Wrecker was a foray outside my usual reading genre, but I decided to give it a go based on the reviews and the striking cover.
The writing style was fluid and the word choice economical. This made it easy to get straight into the story. The principle characters, Steve and Jane, were well sketched (Jane in particular in the early stages of the book). Their dialogue was naturalistic and revealed heaps about their personalities.
Steve came across as self-absorbed and rather loathsome, which was key to some of the events that take place later on in the story. He's also something of an unconscionable opportunist, which is why he sees no problem employing handyman Rob Manteo for a pittance after running into him in a store. Not only does he have no issue with underpaying the guy, but he leaves this total stranger, clearly a steroid abuser, alone with his wife and child.
Jane is the character easiest to sympathize with. She shows some empathy for Manteo and heroic levels of self-restraint when she starts to receive unwanted information about her husband.
Manteo is also easy to empathize with early on, but this changed for me towards the end of the book.
The opening 60% of Wrecker was extremely well-written. Yes, there were some errors dotted around (mostly word omissions rather than actual typos), but never enough to get in the way of the story. These early scenes were subtly drawn and told from different POVs (principally Jane and Steve, but later Rockingham, a cop with rather an unhealthy interest in Manteo).
What I liked most of all about the first half of the book was the mystery. Events (seemingly unrelated) begin to unfold, but there is just enough information for the reader to hypothesize. Even though I'd worked out much of the central mystery early on, it was never definite in my mind (just extremely likely). It was utterly engaging following the characters as they tried to piece together what was going on. Steve's rapid decline was excruciating at times; it would have been more so had he been likable.
In these scenes, Conifer showed a mastery of his material. I was hooked from the start and already composing a review in which I extolled his virtues as an author. This guy can write, and write well.
The last 40% of the book took a slight downturn, as far as I'm concerned. It shifted from the earlier subtlety to a cliched and, at times, unbelievable pastiche of Hollywood thrillers. To a large extent, the characters remained consistent, but the action starts to become a bit over-the-top. The build towards the climactic ending was perhaps a little too drawn out and had me feeling impatient.
Probably the weakest moment, for me, was when the principle antagonist explains everything that's happened, along with motives, in what is virtually an info dump disguised as a conversation. Not only that, but the information was somewhat redundant as the reader should have already worked much of this out at that point. I felt Conifer had done a great job of leaving a trail of breadcrumbs, but then he either doubted the reader's ability to follow it, or he doubted his own ability to have communicated the key elements of the story effectively. The editor in me wanted to bash him over the head with my Kindle and shout "Cut! Cut! Cut!". One slip, that's all it took, and the hard work of the first 60% was undermined.

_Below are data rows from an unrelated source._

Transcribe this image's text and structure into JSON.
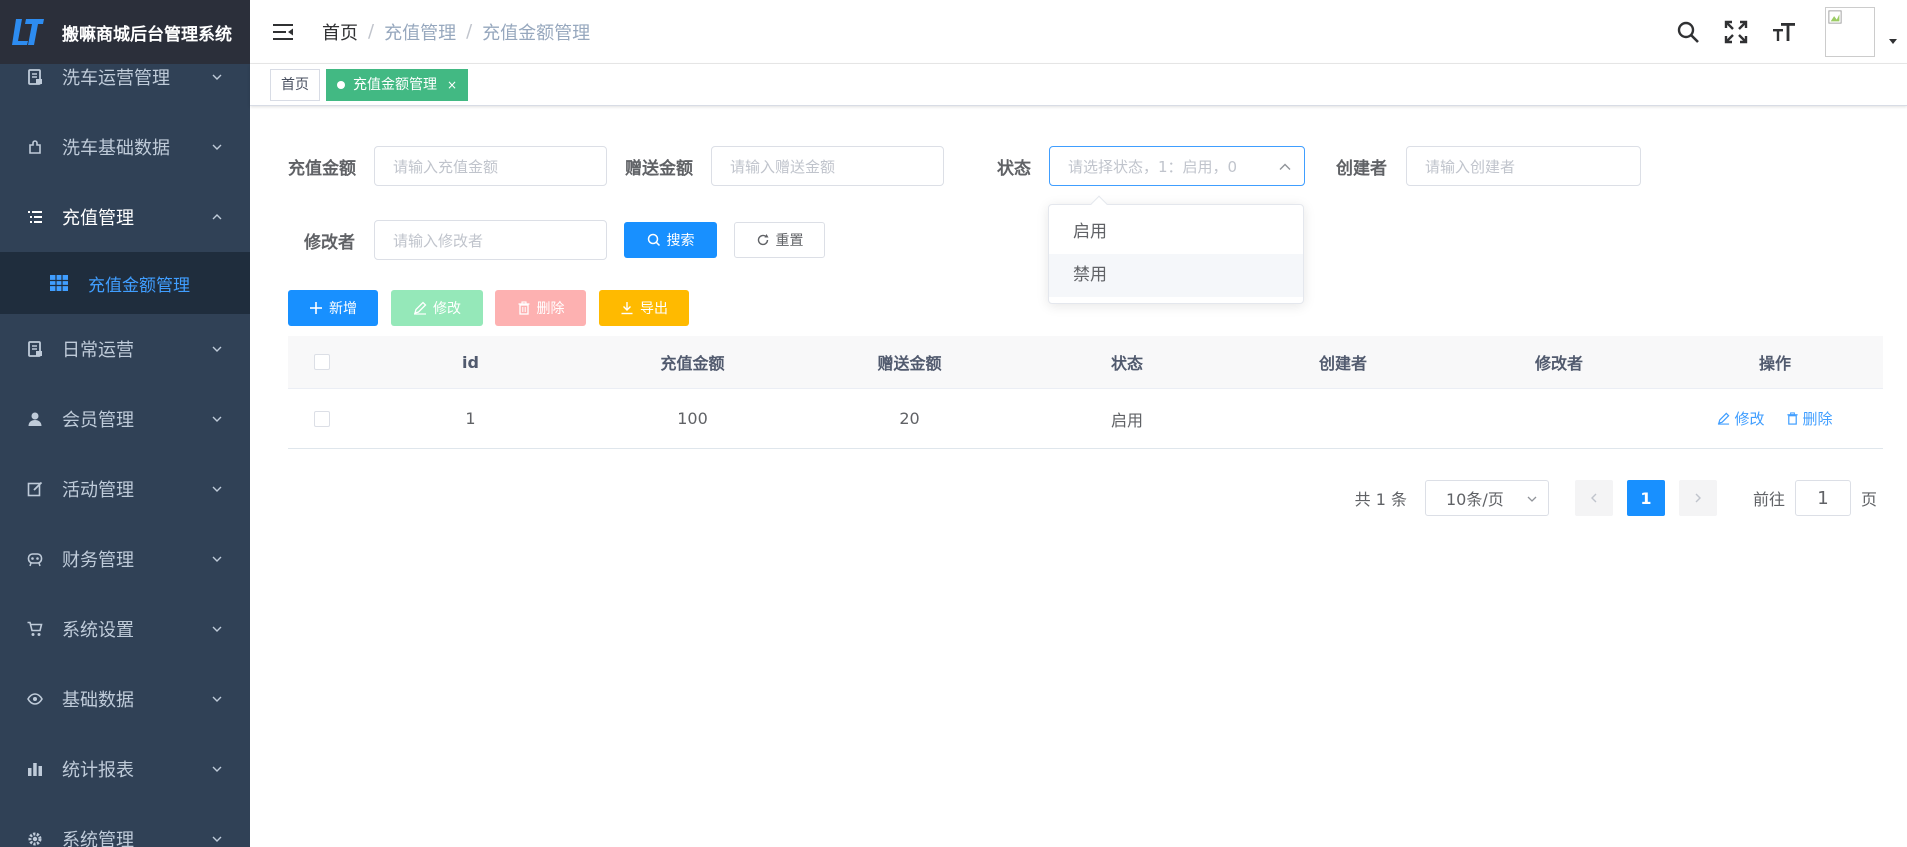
{
  "app": {
    "title": "搬嘛商城后台管理系统"
  },
  "sidebar": {
    "items": [
      {
        "label": "洗车运营管理",
        "icon": "document-icon"
      },
      {
        "label": "洗车基础数据",
        "icon": "puzzle-icon"
      },
      {
        "label": "充值管理",
        "icon": "list-icon",
        "open": true
      },
      {
        "label": "日常运营",
        "icon": "document-icon"
      },
      {
        "label": "会员管理",
        "icon": "user-icon"
      },
      {
        "label": "活动管理",
        "icon": "edit-icon"
      },
      {
        "label": "财务管理",
        "icon": "finance-icon"
      },
      {
        "label": "系统设置",
        "icon": "cart-icon"
      },
      {
        "label": "基础数据",
        "icon": "eye-icon"
      },
      {
        "label": "统计报表",
        "icon": "chart-icon"
      },
      {
        "label": "系统管理",
        "icon": "gear-icon"
      }
    ],
    "submenu": {
      "label": "充值金额管理",
      "icon": "table-icon"
    }
  },
  "breadcrumb": {
    "home": "首页",
    "parent": "充值管理",
    "current": "充值金额管理",
    "separator": "/"
  },
  "tags": {
    "home": "首页",
    "active": "充值金额管理",
    "close": "×"
  },
  "form": {
    "recharge_amount": {
      "label": "充值金额",
      "placeholder": "请输入充值金额"
    },
    "gift_amount": {
      "label": "赠送金额",
      "placeholder": "请输入赠送金额"
    },
    "status": {
      "label": "状态",
      "placeholder": "请选择状态，1：启用，0"
    },
    "creator": {
      "label": "创建者",
      "placeholder": "请输入创建者"
    },
    "modifier": {
      "label": "修改者",
      "placeholder": "请输入修改者"
    },
    "search_label": "搜索",
    "reset_label": "重置"
  },
  "dropdown": {
    "options": [
      "启用",
      "禁用"
    ]
  },
  "toolbar": {
    "add": "新增",
    "edit": "修改",
    "delete": "删除",
    "export": "导出"
  },
  "table": {
    "headers": [
      "id",
      "充值金额",
      "赠送金额",
      "状态",
      "创建者",
      "修改者",
      "操作"
    ],
    "rows": [
      {
        "id": "1",
        "amount": "100",
        "gift": "20",
        "status": "启用",
        "creator": "",
        "modifier": "",
        "edit": "修改",
        "delete": "删除"
      }
    ]
  },
  "pagination": {
    "total": "共 1 条",
    "page_size": "10条/页",
    "current_page": "1",
    "goto_label": "前往",
    "goto_value": "1",
    "page_suffix": "页"
  },
  "colors": {
    "sidebar_bg": "#304156",
    "primary": "#1890ff",
    "active_tag": "#42b983",
    "warning": "#ffba00"
  }
}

The only other gripe I have is with the abrupt ending. I guess, after all that had happened, I wanted the opportunity to unwind with the characters. That's an indication that so much worked with this book.
Character identification was one of the great strengths of Wrecker. Use of POV was excellent throughout. Whenever there is a change of POV, Conifer marks it clearly with a scene break. He builds tension very well by flipping between characters in this way, and also uses shorter POV sequences to pick up pace.
In some ways, the structure of Wrecker reminded me of The Butcher's Boy (M.R. Mathias), although Wrecker is subtler (at first) and lacks the terror of Butcher's.
Overall it was an enjoyable read that started brilliantly, but fell away a little later on. The writing is good, but there were a few too many errors (more in the second half). Nothing major, but the accumulation of missed words did start to detract towards the end.
Wrecker has shown me enough to realize that Dave Conifer is an excellent writer. Anyone who can hook me early on and get me to identify with their characters has already succeeded in the primary tasks of an author. The only reason I can't give this the five stars I thought it deserved early on is the change that occurs just past the midway point. Once the mystery is solved and the consequences start to play out, it devolves into a slightly hackneyed formula that does not fully showcase the author's true strengths, which were on display very effectively at the beginning.
Writing style: 9/10